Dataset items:
== Segment start ==
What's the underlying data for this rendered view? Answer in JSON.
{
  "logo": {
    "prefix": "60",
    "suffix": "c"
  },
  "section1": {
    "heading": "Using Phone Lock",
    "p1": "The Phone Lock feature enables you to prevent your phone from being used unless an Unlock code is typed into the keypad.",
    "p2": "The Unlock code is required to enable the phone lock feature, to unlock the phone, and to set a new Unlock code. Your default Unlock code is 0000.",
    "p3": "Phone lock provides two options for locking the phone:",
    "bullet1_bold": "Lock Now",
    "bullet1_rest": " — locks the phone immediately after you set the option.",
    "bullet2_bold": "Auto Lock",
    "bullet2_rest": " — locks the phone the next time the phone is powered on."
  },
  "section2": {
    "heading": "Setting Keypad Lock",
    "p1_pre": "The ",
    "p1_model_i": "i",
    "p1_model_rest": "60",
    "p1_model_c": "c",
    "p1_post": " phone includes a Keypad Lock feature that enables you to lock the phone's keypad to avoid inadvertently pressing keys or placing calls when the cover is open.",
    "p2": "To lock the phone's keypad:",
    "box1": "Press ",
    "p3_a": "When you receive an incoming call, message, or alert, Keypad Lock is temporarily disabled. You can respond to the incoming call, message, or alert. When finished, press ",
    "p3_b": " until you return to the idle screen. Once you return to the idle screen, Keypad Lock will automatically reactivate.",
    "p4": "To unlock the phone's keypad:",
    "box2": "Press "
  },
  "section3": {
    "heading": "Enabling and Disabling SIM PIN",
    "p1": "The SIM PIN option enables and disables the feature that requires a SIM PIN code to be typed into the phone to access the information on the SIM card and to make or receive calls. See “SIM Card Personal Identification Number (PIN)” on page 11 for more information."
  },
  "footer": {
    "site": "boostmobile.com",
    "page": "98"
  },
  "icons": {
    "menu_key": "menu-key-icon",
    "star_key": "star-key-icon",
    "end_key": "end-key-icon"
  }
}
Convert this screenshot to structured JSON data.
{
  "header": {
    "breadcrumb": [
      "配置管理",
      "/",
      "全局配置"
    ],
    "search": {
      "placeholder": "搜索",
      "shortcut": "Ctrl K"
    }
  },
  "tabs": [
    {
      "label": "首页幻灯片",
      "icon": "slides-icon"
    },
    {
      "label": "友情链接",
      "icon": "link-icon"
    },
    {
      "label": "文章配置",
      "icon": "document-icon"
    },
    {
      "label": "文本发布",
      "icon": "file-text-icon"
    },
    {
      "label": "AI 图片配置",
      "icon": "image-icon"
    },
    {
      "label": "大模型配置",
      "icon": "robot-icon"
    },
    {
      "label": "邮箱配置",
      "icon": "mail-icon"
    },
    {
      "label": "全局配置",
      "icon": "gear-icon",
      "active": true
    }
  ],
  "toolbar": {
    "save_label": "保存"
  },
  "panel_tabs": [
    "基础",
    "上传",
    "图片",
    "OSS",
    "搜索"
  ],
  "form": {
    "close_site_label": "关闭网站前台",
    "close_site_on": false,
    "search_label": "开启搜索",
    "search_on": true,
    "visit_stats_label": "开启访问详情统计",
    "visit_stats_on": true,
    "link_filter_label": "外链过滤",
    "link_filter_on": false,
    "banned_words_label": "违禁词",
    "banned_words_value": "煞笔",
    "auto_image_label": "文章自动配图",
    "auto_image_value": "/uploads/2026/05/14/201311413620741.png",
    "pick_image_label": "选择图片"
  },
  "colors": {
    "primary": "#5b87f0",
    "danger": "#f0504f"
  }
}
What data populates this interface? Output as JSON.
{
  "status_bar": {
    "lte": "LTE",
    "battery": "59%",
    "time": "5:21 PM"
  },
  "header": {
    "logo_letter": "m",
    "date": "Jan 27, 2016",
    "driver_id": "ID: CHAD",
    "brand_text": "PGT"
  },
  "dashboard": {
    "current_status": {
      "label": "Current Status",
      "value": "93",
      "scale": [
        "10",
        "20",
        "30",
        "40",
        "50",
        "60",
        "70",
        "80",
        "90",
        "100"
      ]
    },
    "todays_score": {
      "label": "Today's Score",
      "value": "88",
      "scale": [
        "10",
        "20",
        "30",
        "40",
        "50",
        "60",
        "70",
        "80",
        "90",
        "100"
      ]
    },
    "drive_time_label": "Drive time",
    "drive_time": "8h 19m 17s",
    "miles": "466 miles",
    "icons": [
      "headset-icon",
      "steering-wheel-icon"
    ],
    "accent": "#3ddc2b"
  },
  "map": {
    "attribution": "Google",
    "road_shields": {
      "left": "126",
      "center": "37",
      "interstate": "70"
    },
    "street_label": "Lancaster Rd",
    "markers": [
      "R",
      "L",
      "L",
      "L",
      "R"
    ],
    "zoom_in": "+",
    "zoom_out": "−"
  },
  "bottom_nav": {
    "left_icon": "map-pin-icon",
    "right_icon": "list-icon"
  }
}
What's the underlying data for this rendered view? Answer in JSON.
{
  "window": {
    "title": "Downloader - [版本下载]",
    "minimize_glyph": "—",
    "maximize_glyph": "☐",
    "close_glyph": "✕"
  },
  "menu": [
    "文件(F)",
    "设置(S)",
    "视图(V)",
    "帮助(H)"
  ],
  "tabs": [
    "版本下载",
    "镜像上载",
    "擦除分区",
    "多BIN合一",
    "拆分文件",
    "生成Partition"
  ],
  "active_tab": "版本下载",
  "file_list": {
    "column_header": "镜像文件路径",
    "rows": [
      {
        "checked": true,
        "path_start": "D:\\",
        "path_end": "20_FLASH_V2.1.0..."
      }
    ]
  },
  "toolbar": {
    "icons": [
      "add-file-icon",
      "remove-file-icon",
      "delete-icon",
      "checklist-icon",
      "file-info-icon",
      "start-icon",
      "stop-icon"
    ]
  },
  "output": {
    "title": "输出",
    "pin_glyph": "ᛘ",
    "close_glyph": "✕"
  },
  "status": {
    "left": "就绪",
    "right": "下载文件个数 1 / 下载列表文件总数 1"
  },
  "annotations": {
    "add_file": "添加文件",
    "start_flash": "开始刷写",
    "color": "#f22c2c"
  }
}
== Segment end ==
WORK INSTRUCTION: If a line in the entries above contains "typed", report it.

FINISHED EXERCISE:
    "p1": "The Phone Lock feature enables you to prevent your phone from being used unless an Unlock code is typed into the keypad.",
    "p1": "The SIM PIN option enables and disables the feature that requires a SIM PIN code to be typed into the phone to access the information on the SIM card and to make or receive calls. See “SIM Card Personal Identification Number (PIN)” on page 11 for more information."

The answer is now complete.